[Requirement] Pictures aside, the data must be reproduced exactly.

*** Available data ***

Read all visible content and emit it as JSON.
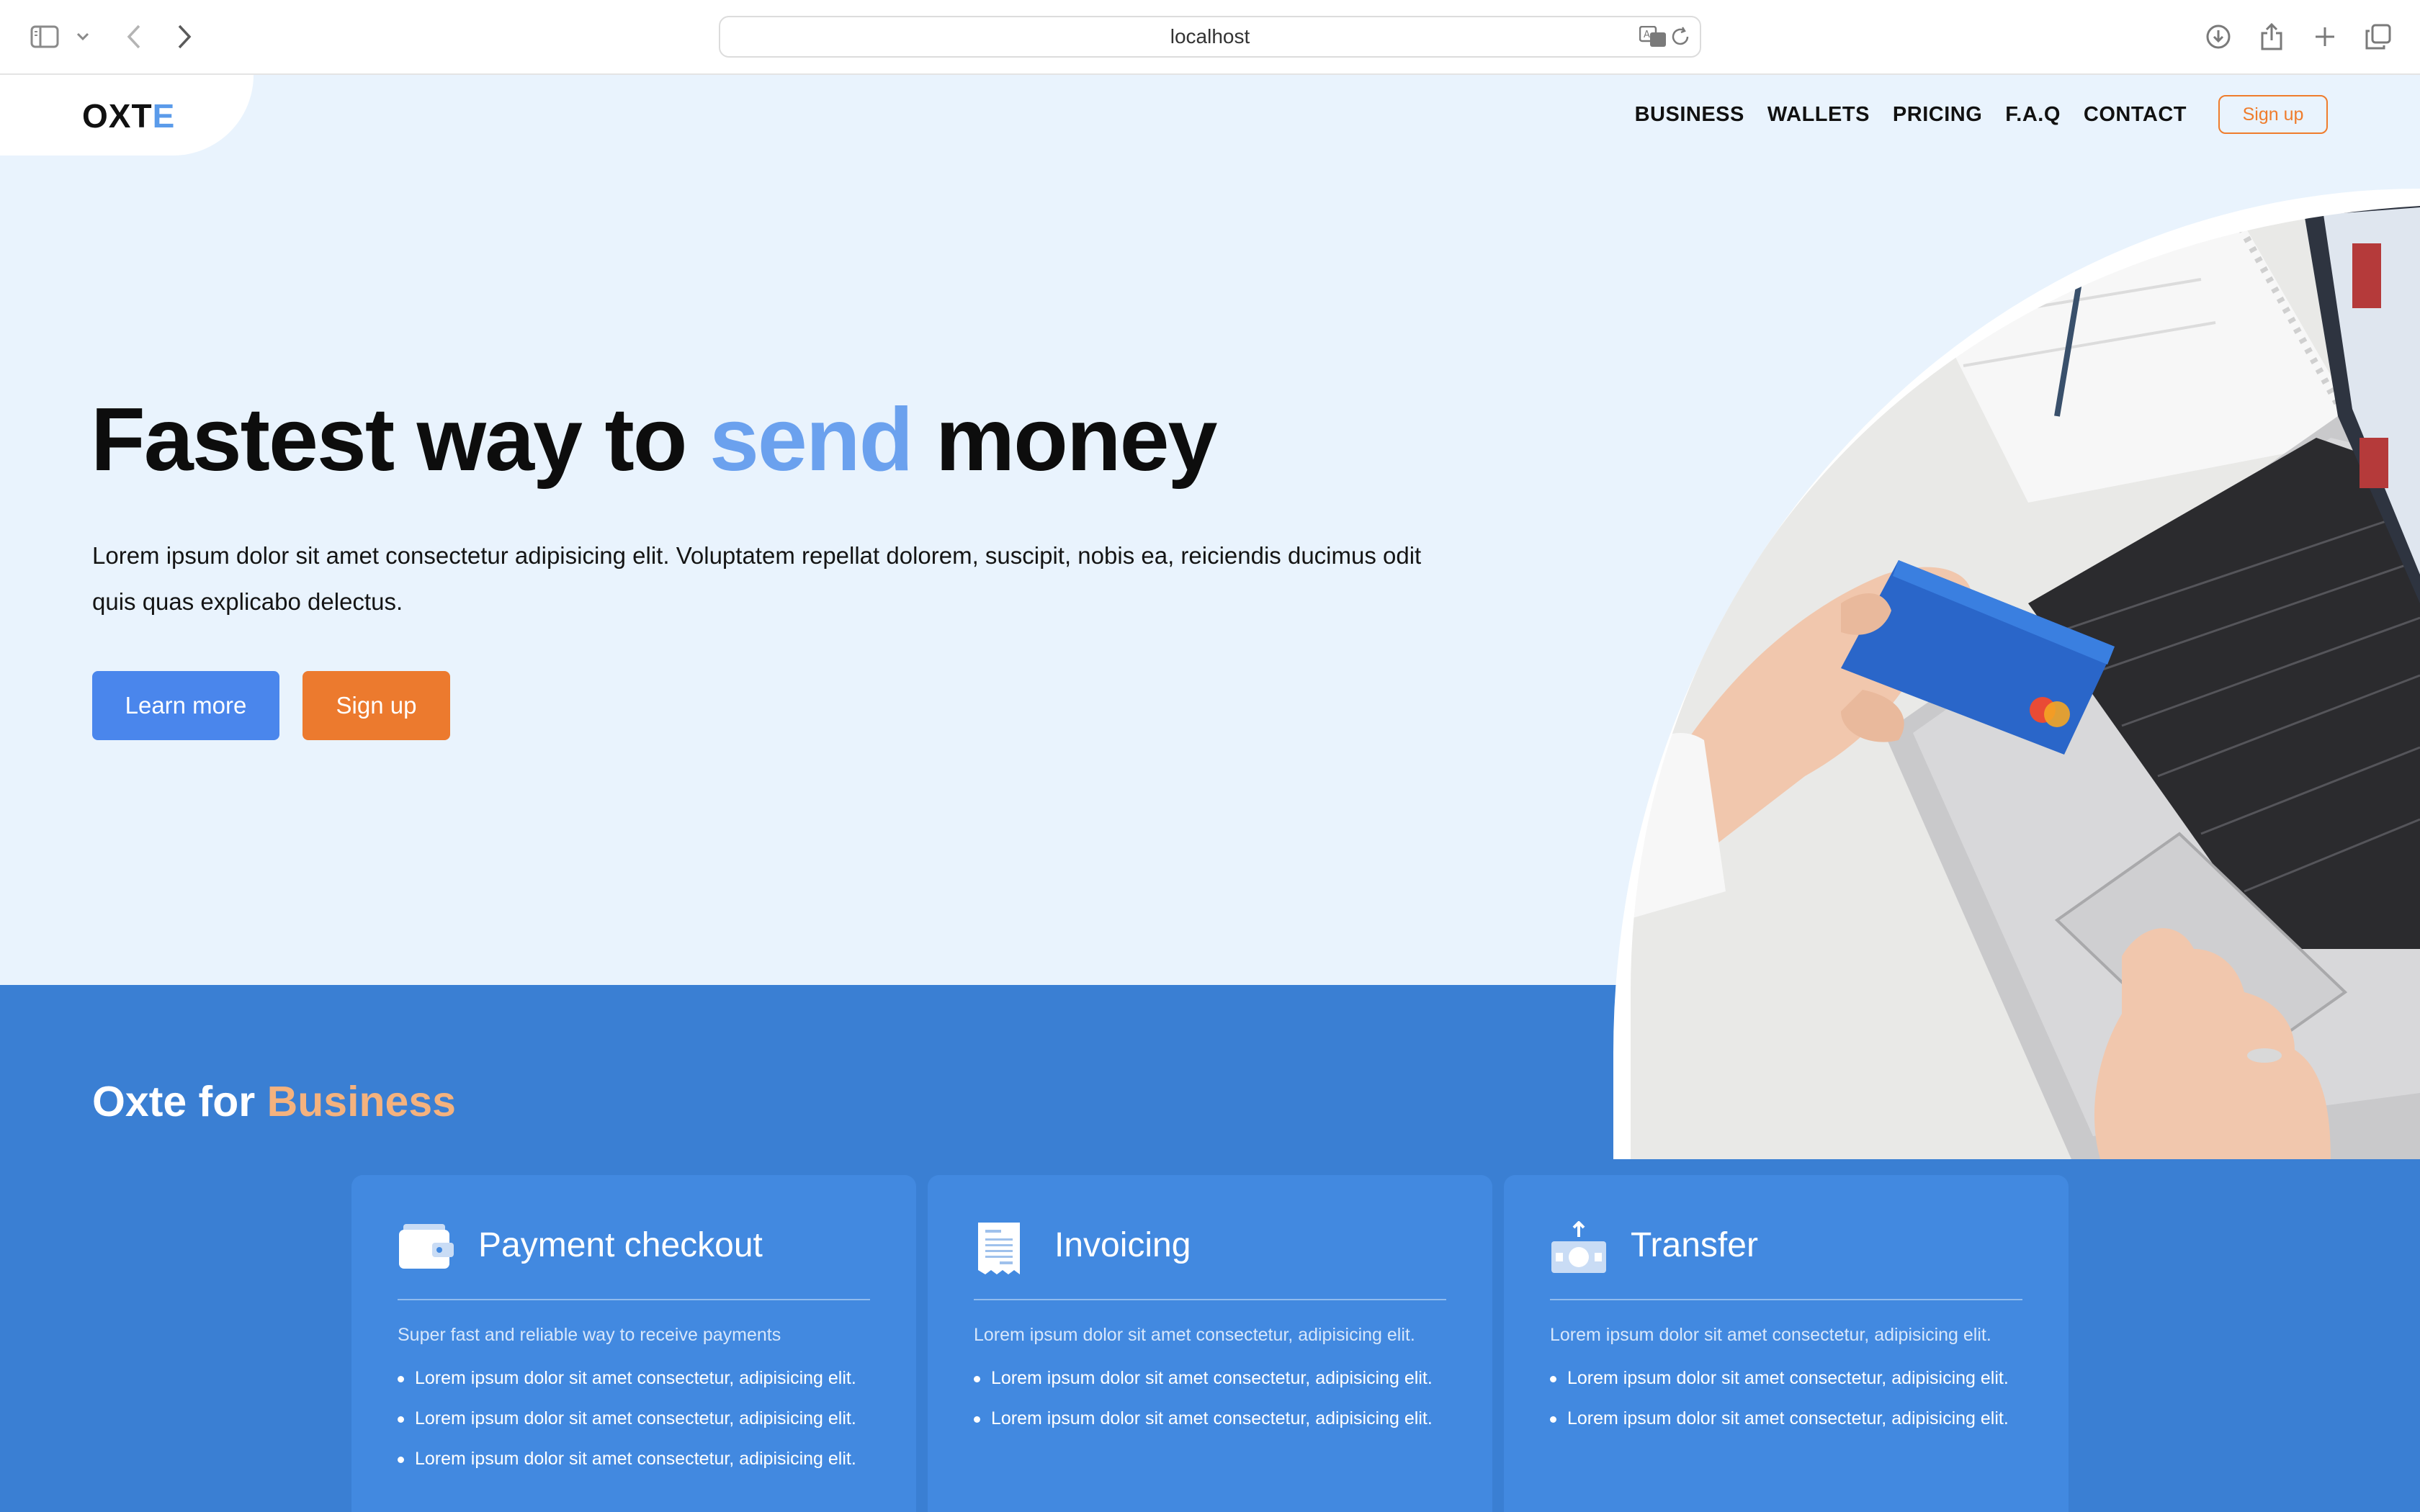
{
  "browser": {
    "url": "localhost",
    "icons": [
      "sidebar-icon",
      "chevron-down-icon",
      "back-icon",
      "forward-icon",
      "translate-icon",
      "reload-icon",
      "download-icon",
      "share-icon",
      "new-tab-icon",
      "tabs-overview-icon"
    ]
  },
  "site": {
    "logo": {
      "main": "OXT",
      "accent": "E"
    },
    "nav": {
      "items": [
        "BUSINESS",
        "WALLETS",
        "PRICING",
        "F.A.Q",
        "CONTACT"
      ],
      "signup": "Sign up"
    }
  },
  "hero": {
    "title_before": "Fastest way to ",
    "title_accent": "send",
    "title_after": " money",
    "text": "Lorem ipsum dolor sit amet consectetur adipisicing elit. Voluptatem repellat dolorem, suscipit, nobis ea, reiciendis ducimus odit quis quas explicabo delectus.",
    "learn_more": "Learn more",
    "signup": "Sign up",
    "image": "photo of hands holding a credit card over a laptop keyboard"
  },
  "business": {
    "title_main": "Oxte for ",
    "title_accent": "Business",
    "cards": [
      {
        "icon": "wallet-icon",
        "title": "Payment checkout",
        "subtitle": "Super fast and reliable way to receive payments",
        "bullets": [
          "Lorem ipsum dolor sit amet consectetur, adipisicing elit.",
          "Lorem ipsum dolor sit amet consectetur, adipisicing elit.",
          "Lorem ipsum dolor sit amet consectetur, adipisicing elit."
        ]
      },
      {
        "icon": "invoice-icon",
        "title": "Invoicing",
        "subtitle": "Lorem ipsum dolor sit amet consectetur, adipisicing elit.",
        "bullets": [
          "Lorem ipsum dolor sit amet consectetur, adipisicing elit.",
          "Lorem ipsum dolor sit amet consectetur, adipisicing elit."
        ]
      },
      {
        "icon": "money-transfer-icon",
        "title": "Transfer",
        "subtitle": "Lorem ipsum dolor sit amet consectetur, adipisicing elit.",
        "bullets": [
          "Lorem ipsum dolor sit amet consectetur, adipisicing elit.",
          "Lorem ipsum dolor sit amet consectetur, adipisicing elit."
        ]
      }
    ]
  },
  "colors": {
    "primary": "#4a86ec",
    "accent": "#ec7a2e",
    "hero_bg": "#e9f3fd",
    "business_bg": "#3a7fd3",
    "card_bg": "#4289e0"
  }
}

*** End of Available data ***

[Task result]
Read all visible content and emit it as JSON.
{
  "browser": {
    "url": "localhost",
    "icons": [
      "sidebar-icon",
      "chevron-down-icon",
      "back-icon",
      "forward-icon",
      "translate-icon",
      "reload-icon",
      "download-icon",
      "share-icon",
      "new-tab-icon",
      "tabs-overview-icon"
    ]
  },
  "site": {
    "logo": {
      "main": "OXT",
      "accent": "E"
    },
    "nav": {
      "items": [
        "BUSINESS",
        "WALLETS",
        "PRICING",
        "F.A.Q",
        "CONTACT"
      ],
      "signup": "Sign up"
    }
  },
  "hero": {
    "title_before": "Fastest way to ",
    "title_accent": "send",
    "title_after": " money",
    "text": "Lorem ipsum dolor sit amet consectetur adipisicing elit. Voluptatem repellat dolorem, suscipit, nobis ea, reiciendis ducimus odit quis quas explicabo delectus.",
    "learn_more": "Learn more",
    "signup": "Sign up",
    "image": "photo of hands holding a credit card over a laptop keyboard"
  },
  "business": {
    "title_main": "Oxte for ",
    "title_accent": "Business",
    "cards": [
      {
        "icon": "wallet-icon",
        "title": "Payment checkout",
        "subtitle": "Super fast and reliable way to receive payments",
        "bullets": [
          "Lorem ipsum dolor sit amet consectetur, adipisicing elit.",
          "Lorem ipsum dolor sit amet consectetur, adipisicing elit.",
          "Lorem ipsum dolor sit amet consectetur, adipisicing elit."
        ]
      },
      {
        "icon": "invoice-icon",
        "title": "Invoicing",
        "subtitle": "Lorem ipsum dolor sit amet consectetur, adipisicing elit.",
        "bullets": [
          "Lorem ipsum dolor sit amet consectetur, adipisicing elit.",
          "Lorem ipsum dolor sit amet consectetur, adipisicing elit."
        ]
      },
      {
        "icon": "money-transfer-icon",
        "title": "Transfer",
        "subtitle": "Lorem ipsum dolor sit amet consectetur, adipisicing elit.",
        "bullets": [
          "Lorem ipsum dolor sit amet consectetur, adipisicing elit.",
          "Lorem ipsum dolor sit amet consectetur, adipisicing elit."
        ]
      }
    ]
  },
  "colors": {
    "primary": "#4a86ec",
    "accent": "#ec7a2e",
    "hero_bg": "#e9f3fd",
    "business_bg": "#3a7fd3",
    "card_bg": "#4289e0"
  }
}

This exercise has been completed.